Supplied data Start Marker

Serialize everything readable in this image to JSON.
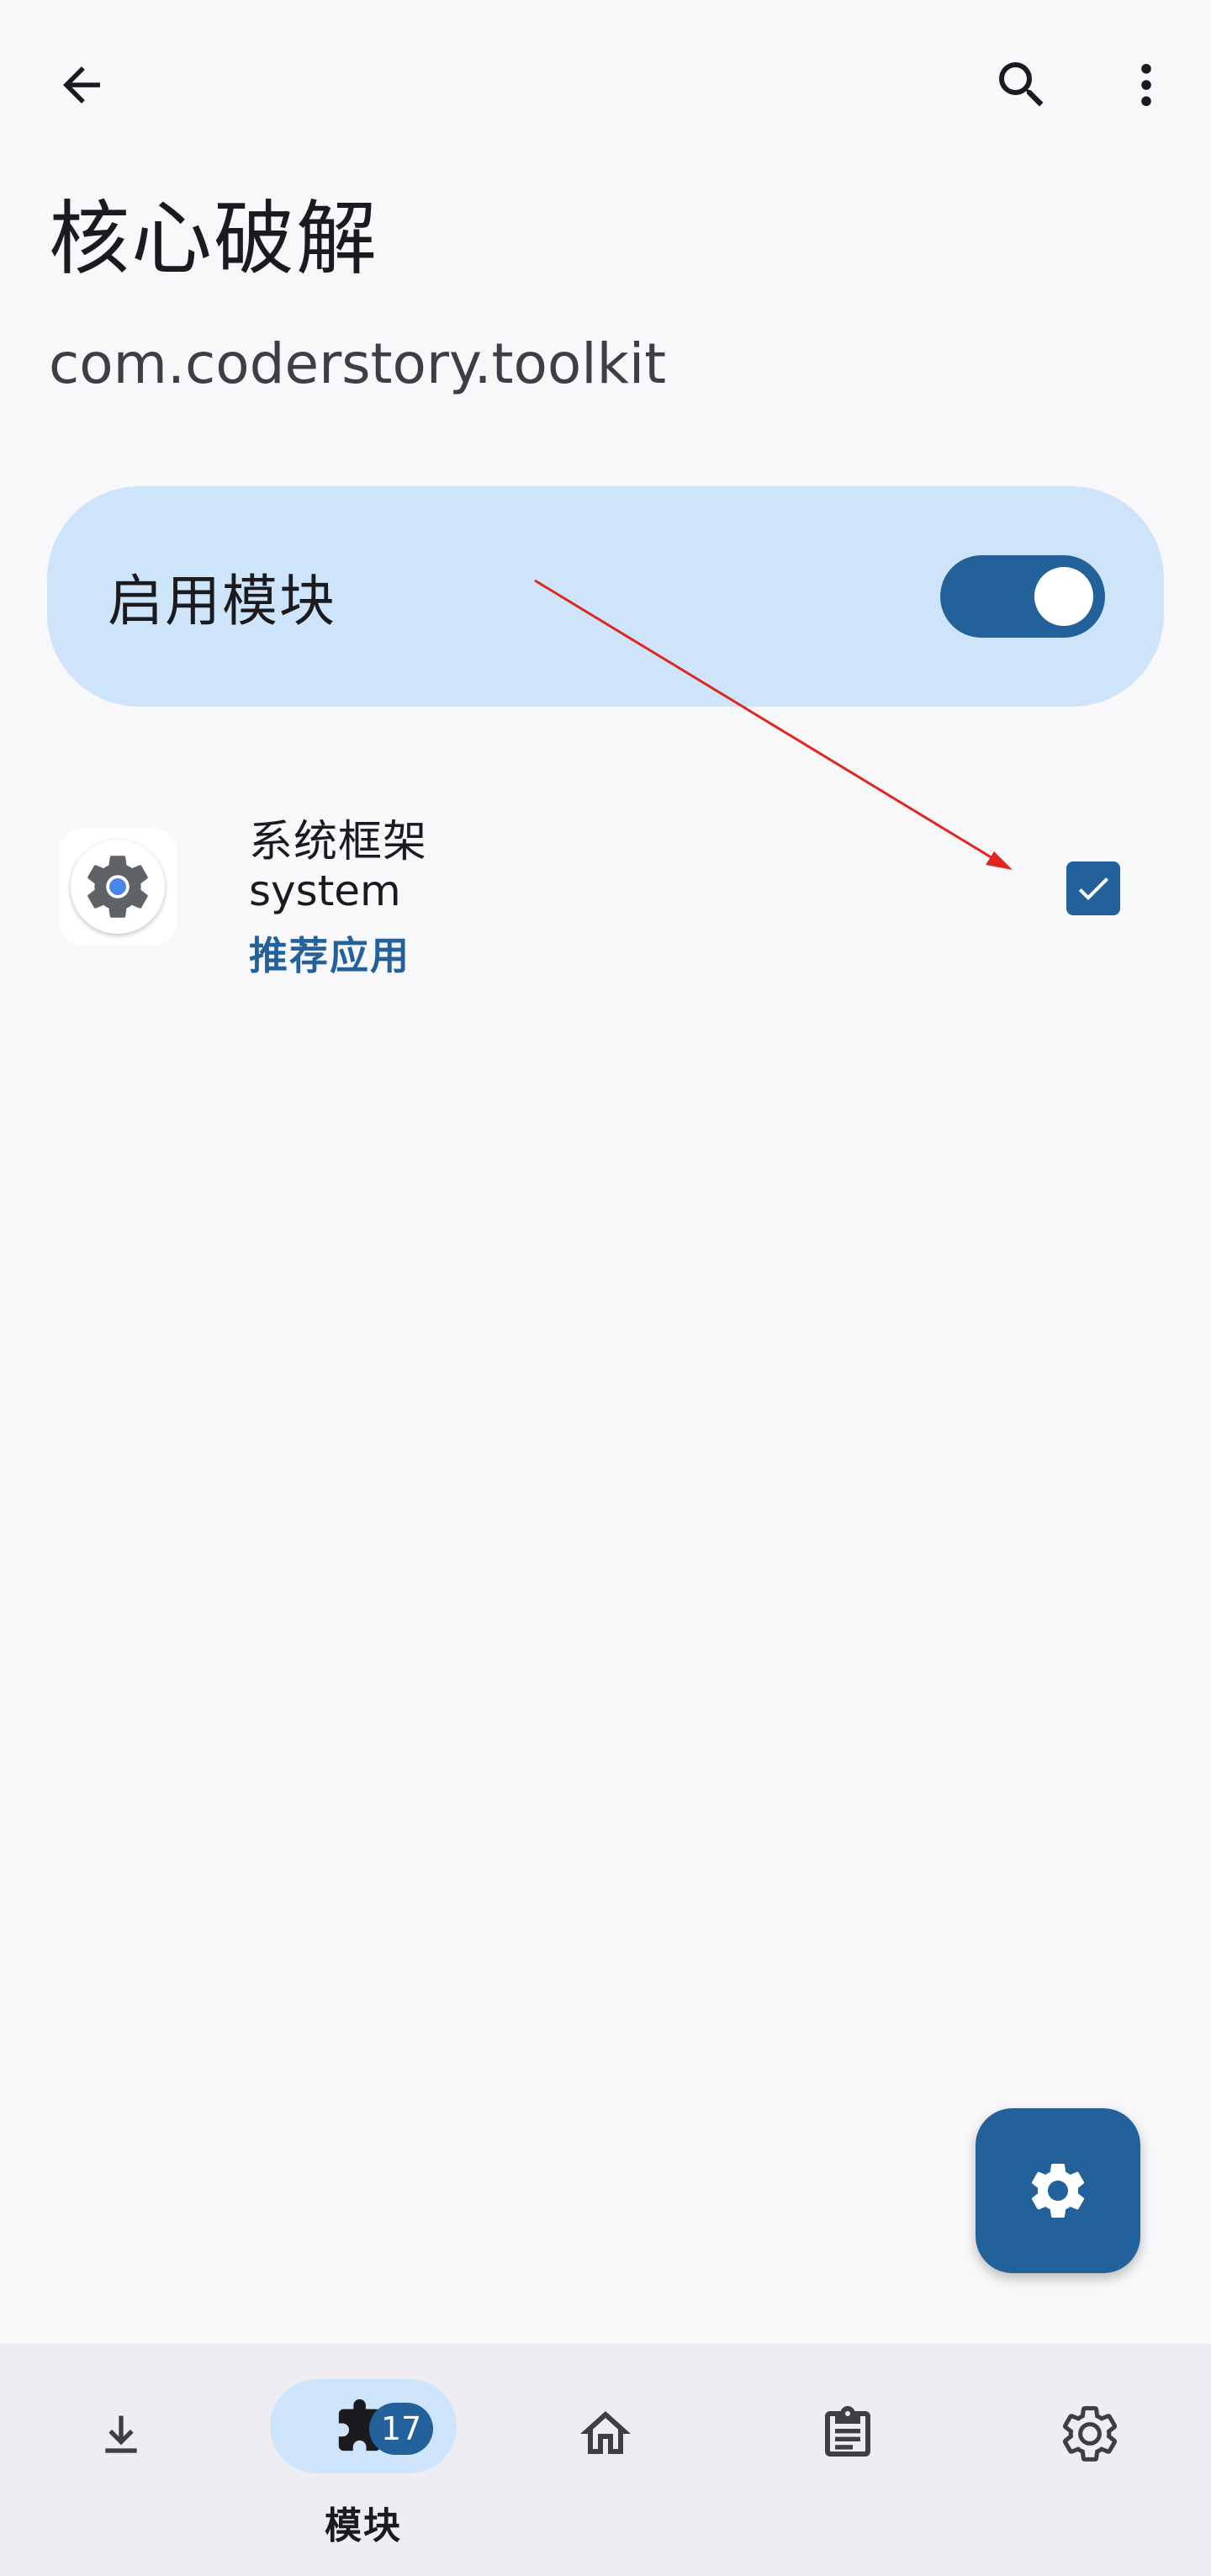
{
  "app_bar": {
    "back_icon": "arrow-back-icon",
    "search_icon": "search-icon",
    "more_icon": "more-vert-icon"
  },
  "header": {
    "title": "核心破解",
    "subtitle": "com.coderstory.toolkit"
  },
  "enable_card": {
    "label": "启用模块",
    "enabled": true
  },
  "modules": [
    {
      "name": "系统框架",
      "package": "system",
      "tag": "推荐应用",
      "checked": true,
      "icon": "gear-icon"
    }
  ],
  "fab": {
    "icon": "gear-icon"
  },
  "bottom_nav": {
    "items": [
      {
        "id": "download",
        "icon": "download-icon",
        "label": ""
      },
      {
        "id": "modules",
        "icon": "puzzle-icon",
        "label": "模块",
        "badge": "17",
        "active": true
      },
      {
        "id": "home",
        "icon": "home-icon",
        "label": ""
      },
      {
        "id": "logs",
        "icon": "clipboard-icon",
        "label": ""
      },
      {
        "id": "settings",
        "icon": "gear-icon",
        "label": ""
      }
    ]
  },
  "colors": {
    "primary": "#23619a",
    "card_bg": "#cde4fb",
    "background": "#f8f8fb",
    "nav_bg": "#ededf2",
    "annotation": "#e0261f"
  }
}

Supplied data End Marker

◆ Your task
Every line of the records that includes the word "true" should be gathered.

◆ Reply
    "enabled": true
      "checked": true,
        "active": true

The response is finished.